    5. Avery’s Experiment • Was transforming material protein, RNA, or DNA??? • Used enzymes to destroy each material in heat killed S bacteria

    6. Conclusion • Bacteria missing protein or RNA would transform R cells into S cells. • Bacteria missing DNA did NOT transform R cells. • DNA is responsible for transformations

    7. Hershey-Chase • Support Avery’s conclusions • Show how DNA and proteins cross cell membranes

    8. Figure 12–4 Hershey-Chase Experiment Section 12-1 Bacteriophage with phosphorus-32 in DNA Phage infectsbacterium Radioactivity inside bacterium Bacteriophage with sulfur-35 in protein coat Phage infectsbacterium No radioactivity inside bacterium Go to Section:

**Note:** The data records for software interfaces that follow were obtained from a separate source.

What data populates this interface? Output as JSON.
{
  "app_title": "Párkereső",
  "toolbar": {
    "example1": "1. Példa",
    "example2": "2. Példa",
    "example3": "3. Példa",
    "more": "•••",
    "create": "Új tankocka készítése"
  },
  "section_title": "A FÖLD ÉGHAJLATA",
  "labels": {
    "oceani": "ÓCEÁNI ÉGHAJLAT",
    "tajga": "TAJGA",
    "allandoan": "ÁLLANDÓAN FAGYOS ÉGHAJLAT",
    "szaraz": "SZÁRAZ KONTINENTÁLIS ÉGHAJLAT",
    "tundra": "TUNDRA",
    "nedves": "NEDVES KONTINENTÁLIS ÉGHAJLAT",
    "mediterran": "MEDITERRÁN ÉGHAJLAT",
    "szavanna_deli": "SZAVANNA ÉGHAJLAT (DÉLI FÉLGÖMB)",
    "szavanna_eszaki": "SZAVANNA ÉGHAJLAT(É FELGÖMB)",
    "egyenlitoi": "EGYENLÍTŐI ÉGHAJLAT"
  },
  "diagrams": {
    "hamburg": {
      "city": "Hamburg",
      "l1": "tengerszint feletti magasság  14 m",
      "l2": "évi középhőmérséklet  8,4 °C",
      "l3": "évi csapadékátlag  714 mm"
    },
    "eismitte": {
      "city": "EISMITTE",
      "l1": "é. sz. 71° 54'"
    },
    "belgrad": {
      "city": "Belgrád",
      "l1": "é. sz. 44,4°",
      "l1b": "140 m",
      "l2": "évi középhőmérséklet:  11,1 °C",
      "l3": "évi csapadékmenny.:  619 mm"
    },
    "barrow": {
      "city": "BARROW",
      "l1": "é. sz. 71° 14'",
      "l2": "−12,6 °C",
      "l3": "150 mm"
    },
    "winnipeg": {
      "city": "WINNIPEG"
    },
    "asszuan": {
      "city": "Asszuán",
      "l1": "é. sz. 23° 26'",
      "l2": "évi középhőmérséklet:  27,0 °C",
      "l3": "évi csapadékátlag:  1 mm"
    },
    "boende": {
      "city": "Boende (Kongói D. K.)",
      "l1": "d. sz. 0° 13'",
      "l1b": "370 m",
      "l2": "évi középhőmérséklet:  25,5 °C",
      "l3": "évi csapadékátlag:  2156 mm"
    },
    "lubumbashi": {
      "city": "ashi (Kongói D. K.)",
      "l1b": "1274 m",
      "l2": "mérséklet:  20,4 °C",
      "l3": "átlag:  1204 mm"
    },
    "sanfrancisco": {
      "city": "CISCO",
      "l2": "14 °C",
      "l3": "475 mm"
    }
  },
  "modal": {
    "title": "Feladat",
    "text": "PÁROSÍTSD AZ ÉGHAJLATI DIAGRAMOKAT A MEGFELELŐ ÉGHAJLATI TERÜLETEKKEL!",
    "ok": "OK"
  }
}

    9. Conclusion • Only DNA of viruses enter bacterial cells

    10. Figure 12–7 Structure of DNA Section 12-1 Nucleotide Hydrogen bonds Sugar-phosphate backbone Key Adenine (A) Thymine (T) Cytosine (C) Guanine (G) Go to Section:

    11. DNA • Deoxyribonucleic acid • Double helix (winding staircase) • Monomers: nucleotides

    12. Figure 12–5 DNA Nucleotides Section 12-1 Purines Pyrimidines Adenine Guanine Cytosine Thymine Phosphate group Deoxyribose Go to Section:

    13. DNA Structure • Chargaff- A = T and G = C (Info used to determine base pairing) • Franklin & Wilkens- x-ray diffraction images showed tightly coiled helix of 2 or 3 chains of nucleotides • **Watson & Crick- Created 3-D image of DNA